- [Dataset rows describing interfaces]:
————————
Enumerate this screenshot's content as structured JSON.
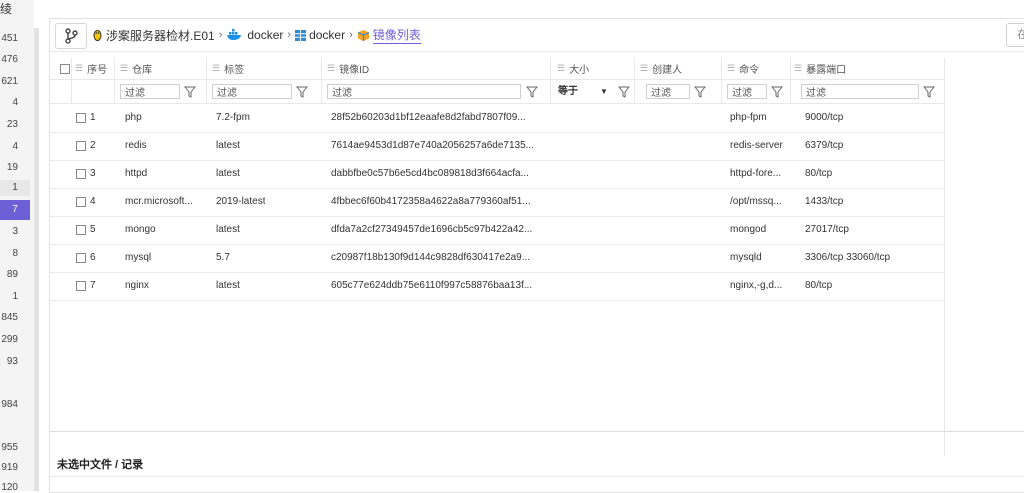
{
  "gutter": {
    "top_char": "绫",
    "numbers": [
      "451",
      "476",
      "621",
      "4",
      "23",
      "4",
      "19",
      "1",
      "7",
      "3",
      "8",
      "89",
      "1",
      "845",
      "299",
      "93",
      "984",
      "955",
      "919",
      "120"
    ]
  },
  "breadcrumb": {
    "items": [
      {
        "label": "涉案服务器检材.E01",
        "icon": "linux-icon"
      },
      {
        "label": "docker",
        "icon": "docker-icon"
      },
      {
        "label": "docker",
        "icon": "grid-icon"
      },
      {
        "label": "镜像列表",
        "icon": "cube-icon",
        "active": true
      }
    ],
    "right_button": "在"
  },
  "table": {
    "headers": {
      "index": "序号",
      "repo": "仓库",
      "tag": "标签",
      "image_id": "镜像ID",
      "size": "大小",
      "creator": "创建人",
      "command": "命令",
      "ports": "暴露端口"
    },
    "filter_placeholder": "过滤",
    "size_operator": "等于",
    "rows": [
      {
        "index": "1",
        "repo": "php",
        "tag": "7.2-fpm",
        "image_id": "28f52b60203d1bf12eaafe8d2fabd7807f09...",
        "size": "",
        "creator": "",
        "command": "php-fpm",
        "ports": "9000/tcp"
      },
      {
        "index": "2",
        "repo": "redis",
        "tag": "latest",
        "image_id": "7614ae9453d1d87e740a2056257a6de7135...",
        "size": "",
        "creator": "",
        "command": "redis-server",
        "ports": "6379/tcp"
      },
      {
        "index": "3",
        "repo": "httpd",
        "tag": "latest",
        "image_id": "dabbfbe0c57b6e5cd4bc089818d3f664acfa...",
        "size": "",
        "creator": "",
        "command": "httpd-fore...",
        "ports": "80/tcp"
      },
      {
        "index": "4",
        "repo": "mcr.microsoft...",
        "tag": "2019-latest",
        "image_id": "4fbbec6f60b4172358a4622a8a779360af51...",
        "size": "",
        "creator": "",
        "command": "/opt/mssq...",
        "ports": "1433/tcp"
      },
      {
        "index": "5",
        "repo": "mongo",
        "tag": "latest",
        "image_id": "dfda7a2cf27349457de1696cb5c97b422a42...",
        "size": "",
        "creator": "",
        "command": "mongod",
        "ports": "27017/tcp"
      },
      {
        "index": "6",
        "repo": "mysql",
        "tag": "5.7",
        "image_id": "c20987f18b130f9d144c9828df630417e2a9...",
        "size": "",
        "creator": "",
        "command": "mysqld",
        "ports": "3306/tcp 33060/tcp"
      },
      {
        "index": "7",
        "repo": "nginx",
        "tag": "latest",
        "image_id": "605c77e624ddb75e6110f997c58876baa13f...",
        "size": "",
        "creator": "",
        "command": "nginx,-g,d...",
        "ports": "80/tcp"
      }
    ]
  },
  "status": {
    "text": "未选中文件 / 记录"
  },
  "colors": {
    "accent": "#6d5fd6"
  }
}
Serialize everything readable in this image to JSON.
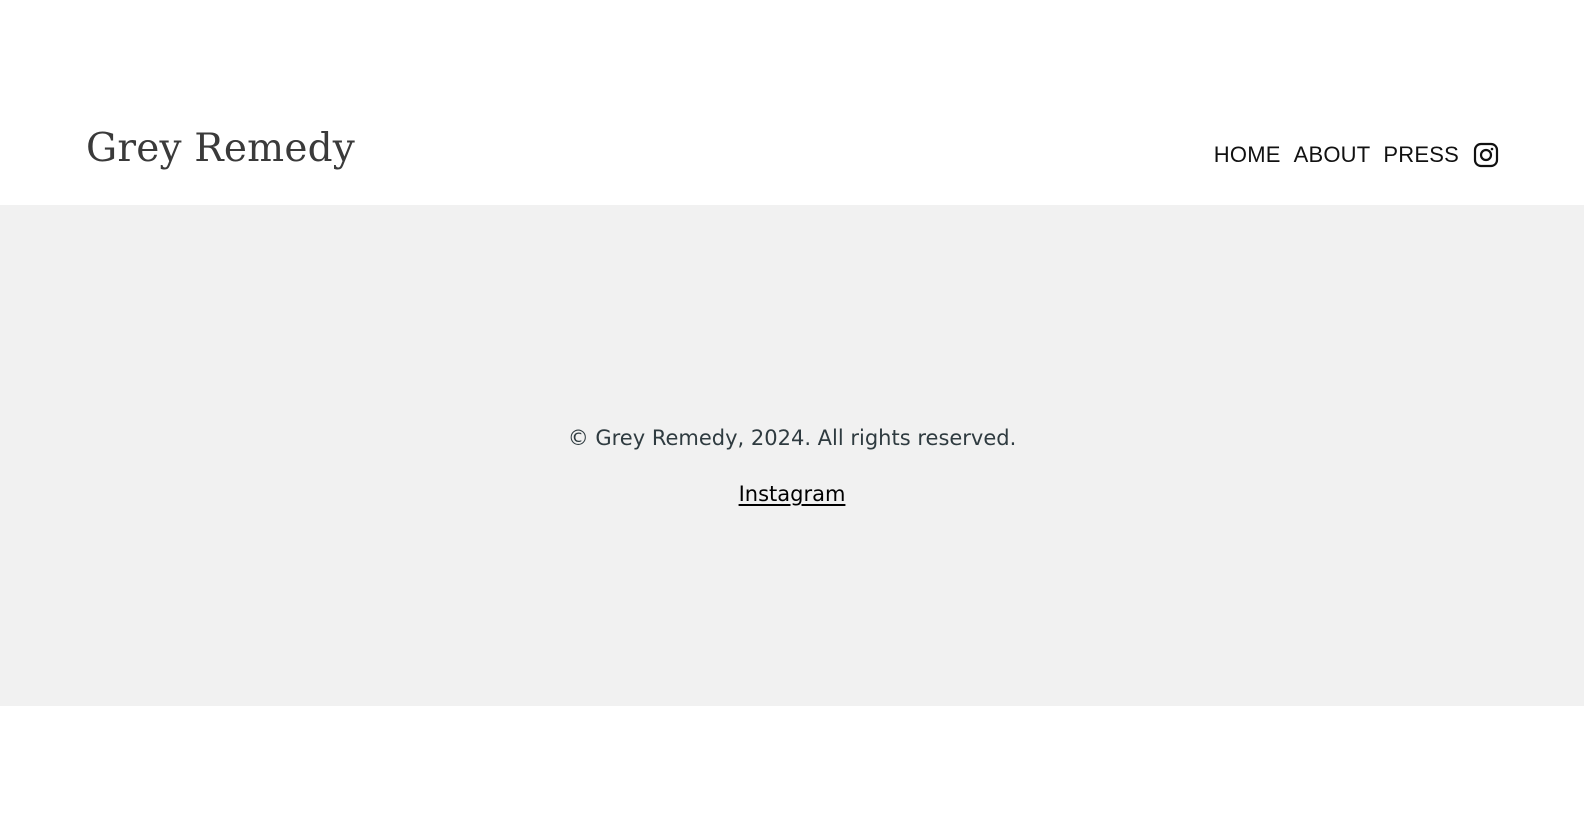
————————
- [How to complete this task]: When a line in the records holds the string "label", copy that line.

- [Solution for this task]:
        "label": "涉案服务器检材.E01",
        "label": "docker",
        "label": "docker",
        "label": "镜像列表",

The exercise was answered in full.